Assignment
Look through the listing below for the word "PBDemo" and copy every line where it occurs.

Material supplied
☆ ☆ ☆ ☆

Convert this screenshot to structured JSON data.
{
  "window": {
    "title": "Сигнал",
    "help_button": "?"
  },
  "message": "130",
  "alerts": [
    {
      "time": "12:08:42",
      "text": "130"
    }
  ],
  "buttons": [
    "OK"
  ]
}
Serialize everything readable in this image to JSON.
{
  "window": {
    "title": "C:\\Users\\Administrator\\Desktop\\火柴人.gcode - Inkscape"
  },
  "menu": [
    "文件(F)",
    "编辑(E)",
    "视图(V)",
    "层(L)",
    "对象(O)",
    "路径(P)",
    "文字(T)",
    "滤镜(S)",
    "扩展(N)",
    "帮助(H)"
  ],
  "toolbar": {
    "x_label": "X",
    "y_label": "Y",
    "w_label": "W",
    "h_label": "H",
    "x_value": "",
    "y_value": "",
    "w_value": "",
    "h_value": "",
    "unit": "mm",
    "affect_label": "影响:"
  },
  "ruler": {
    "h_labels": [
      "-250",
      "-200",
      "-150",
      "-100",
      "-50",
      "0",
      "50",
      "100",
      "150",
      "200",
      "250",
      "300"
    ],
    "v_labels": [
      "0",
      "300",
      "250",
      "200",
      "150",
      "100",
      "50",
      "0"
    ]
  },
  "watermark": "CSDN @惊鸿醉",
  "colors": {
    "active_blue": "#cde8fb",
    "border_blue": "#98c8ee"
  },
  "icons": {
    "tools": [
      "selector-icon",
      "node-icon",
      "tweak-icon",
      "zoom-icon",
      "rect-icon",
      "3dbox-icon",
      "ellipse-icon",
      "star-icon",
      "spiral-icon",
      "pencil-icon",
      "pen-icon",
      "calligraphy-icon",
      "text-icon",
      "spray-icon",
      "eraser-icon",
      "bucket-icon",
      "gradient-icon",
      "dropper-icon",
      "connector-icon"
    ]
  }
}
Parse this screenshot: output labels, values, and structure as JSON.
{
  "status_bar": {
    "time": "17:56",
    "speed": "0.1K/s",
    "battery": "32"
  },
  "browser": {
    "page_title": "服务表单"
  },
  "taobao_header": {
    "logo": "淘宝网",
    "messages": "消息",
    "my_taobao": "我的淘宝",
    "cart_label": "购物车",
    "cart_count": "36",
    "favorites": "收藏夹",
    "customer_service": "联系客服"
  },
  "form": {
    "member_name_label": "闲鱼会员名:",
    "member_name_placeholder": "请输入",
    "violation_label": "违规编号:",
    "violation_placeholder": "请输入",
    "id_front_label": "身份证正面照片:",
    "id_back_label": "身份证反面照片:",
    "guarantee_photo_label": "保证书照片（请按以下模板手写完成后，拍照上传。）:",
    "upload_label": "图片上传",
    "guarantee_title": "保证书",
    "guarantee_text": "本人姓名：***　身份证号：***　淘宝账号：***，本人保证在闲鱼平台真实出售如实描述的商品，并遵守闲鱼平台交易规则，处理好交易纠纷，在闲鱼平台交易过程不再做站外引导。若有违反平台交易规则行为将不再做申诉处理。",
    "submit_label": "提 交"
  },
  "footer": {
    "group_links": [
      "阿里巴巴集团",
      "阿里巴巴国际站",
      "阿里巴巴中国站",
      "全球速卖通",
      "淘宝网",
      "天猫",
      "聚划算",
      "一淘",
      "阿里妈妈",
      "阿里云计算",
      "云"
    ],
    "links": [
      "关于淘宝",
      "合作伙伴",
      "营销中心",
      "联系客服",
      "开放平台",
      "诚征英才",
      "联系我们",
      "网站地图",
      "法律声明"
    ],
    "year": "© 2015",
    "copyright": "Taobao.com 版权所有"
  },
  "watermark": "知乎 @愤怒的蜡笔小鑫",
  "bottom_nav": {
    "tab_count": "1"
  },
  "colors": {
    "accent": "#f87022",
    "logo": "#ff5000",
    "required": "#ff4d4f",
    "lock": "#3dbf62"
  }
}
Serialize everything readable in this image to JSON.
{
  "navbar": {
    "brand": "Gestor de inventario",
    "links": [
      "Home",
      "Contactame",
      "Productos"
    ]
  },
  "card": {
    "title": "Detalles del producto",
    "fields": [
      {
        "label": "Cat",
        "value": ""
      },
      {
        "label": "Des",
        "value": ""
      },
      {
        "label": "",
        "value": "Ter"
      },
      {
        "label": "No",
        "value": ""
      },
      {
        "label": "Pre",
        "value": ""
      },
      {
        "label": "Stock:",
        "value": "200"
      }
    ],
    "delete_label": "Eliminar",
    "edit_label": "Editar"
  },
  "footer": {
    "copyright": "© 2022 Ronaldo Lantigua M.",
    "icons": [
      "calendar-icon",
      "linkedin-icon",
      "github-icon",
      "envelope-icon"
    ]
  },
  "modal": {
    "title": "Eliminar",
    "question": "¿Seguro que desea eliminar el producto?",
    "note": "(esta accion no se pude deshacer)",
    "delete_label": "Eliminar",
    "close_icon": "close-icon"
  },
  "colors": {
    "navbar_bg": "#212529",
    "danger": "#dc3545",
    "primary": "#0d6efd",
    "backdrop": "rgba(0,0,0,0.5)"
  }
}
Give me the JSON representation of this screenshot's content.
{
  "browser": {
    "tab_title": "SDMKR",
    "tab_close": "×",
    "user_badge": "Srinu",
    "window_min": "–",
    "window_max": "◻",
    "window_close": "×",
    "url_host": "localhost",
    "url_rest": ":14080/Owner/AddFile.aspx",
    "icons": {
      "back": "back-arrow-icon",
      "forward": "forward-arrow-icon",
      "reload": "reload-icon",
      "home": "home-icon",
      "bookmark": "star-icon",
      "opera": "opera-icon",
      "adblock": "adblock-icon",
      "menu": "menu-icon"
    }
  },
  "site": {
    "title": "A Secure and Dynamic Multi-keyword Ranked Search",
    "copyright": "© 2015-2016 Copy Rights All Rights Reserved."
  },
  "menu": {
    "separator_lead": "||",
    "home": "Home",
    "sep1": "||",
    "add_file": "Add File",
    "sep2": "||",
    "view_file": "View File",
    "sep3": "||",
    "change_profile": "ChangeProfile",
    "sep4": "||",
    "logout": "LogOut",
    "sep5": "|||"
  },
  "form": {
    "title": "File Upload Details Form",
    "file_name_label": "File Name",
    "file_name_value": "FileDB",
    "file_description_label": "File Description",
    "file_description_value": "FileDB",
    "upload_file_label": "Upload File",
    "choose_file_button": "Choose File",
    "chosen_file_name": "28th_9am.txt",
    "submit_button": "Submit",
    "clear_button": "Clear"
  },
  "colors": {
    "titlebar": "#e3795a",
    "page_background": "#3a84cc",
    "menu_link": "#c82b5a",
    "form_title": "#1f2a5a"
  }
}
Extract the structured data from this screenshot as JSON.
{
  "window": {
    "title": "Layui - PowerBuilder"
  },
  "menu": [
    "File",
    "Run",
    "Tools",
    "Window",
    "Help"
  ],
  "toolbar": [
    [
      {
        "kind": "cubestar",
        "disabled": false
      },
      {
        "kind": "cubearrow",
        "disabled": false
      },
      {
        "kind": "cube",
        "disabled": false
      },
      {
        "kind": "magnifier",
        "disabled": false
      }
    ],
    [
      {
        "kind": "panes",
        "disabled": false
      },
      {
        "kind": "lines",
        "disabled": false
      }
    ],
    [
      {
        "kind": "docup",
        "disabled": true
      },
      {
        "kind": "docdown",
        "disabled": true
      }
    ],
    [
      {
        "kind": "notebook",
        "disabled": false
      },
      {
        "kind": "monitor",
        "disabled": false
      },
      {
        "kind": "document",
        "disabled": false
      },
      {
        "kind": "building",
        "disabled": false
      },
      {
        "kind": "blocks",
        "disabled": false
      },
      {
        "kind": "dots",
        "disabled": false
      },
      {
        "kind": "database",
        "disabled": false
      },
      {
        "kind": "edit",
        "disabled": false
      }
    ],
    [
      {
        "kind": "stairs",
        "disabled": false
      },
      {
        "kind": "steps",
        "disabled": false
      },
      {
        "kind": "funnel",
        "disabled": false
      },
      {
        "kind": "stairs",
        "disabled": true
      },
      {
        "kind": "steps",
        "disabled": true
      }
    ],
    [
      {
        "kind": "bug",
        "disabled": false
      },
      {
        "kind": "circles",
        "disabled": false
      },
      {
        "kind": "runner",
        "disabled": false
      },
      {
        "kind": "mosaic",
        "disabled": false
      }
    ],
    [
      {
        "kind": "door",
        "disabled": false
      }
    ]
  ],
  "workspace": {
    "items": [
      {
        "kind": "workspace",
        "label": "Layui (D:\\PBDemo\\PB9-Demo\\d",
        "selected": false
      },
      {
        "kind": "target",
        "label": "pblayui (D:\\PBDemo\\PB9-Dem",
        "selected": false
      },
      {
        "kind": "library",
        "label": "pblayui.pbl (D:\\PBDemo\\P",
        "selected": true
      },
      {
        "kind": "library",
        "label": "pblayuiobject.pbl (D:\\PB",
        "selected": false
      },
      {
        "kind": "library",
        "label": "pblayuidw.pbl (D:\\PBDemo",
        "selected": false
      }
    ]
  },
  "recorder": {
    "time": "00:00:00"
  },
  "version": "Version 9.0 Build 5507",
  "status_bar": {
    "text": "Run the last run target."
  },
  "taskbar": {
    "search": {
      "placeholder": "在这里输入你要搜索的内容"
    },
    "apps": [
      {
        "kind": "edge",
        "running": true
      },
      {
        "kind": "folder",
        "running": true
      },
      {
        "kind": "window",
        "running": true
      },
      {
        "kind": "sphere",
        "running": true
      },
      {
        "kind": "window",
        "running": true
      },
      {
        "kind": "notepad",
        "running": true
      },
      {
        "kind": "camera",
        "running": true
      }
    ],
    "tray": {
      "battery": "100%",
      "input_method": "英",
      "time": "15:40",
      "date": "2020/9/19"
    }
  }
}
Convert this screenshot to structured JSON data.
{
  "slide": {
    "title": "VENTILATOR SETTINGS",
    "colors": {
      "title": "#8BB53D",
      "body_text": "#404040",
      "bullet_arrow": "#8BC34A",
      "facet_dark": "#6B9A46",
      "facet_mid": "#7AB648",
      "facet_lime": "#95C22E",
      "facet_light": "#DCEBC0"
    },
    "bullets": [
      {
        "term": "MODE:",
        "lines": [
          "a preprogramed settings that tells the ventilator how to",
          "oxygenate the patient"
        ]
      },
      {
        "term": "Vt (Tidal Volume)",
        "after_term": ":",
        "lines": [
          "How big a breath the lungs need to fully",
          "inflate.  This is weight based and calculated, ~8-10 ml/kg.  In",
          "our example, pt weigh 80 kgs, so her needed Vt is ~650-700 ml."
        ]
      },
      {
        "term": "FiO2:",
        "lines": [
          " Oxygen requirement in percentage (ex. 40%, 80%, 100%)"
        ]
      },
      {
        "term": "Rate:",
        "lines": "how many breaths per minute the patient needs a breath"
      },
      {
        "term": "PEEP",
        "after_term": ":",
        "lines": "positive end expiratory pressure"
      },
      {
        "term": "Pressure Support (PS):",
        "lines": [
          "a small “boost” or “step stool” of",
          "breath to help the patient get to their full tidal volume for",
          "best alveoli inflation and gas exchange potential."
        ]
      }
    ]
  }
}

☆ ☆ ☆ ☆

Answer below
        "label": "Layui (D:\\PBDemo\\PB9-Demo\\d",
        "label": "pblayui (D:\\PBDemo\\PB9-Dem",
        "label": "pblayui.pbl (D:\\PBDemo\\P",
        "label": "pblayuidw.pbl (D:\\PBDemo",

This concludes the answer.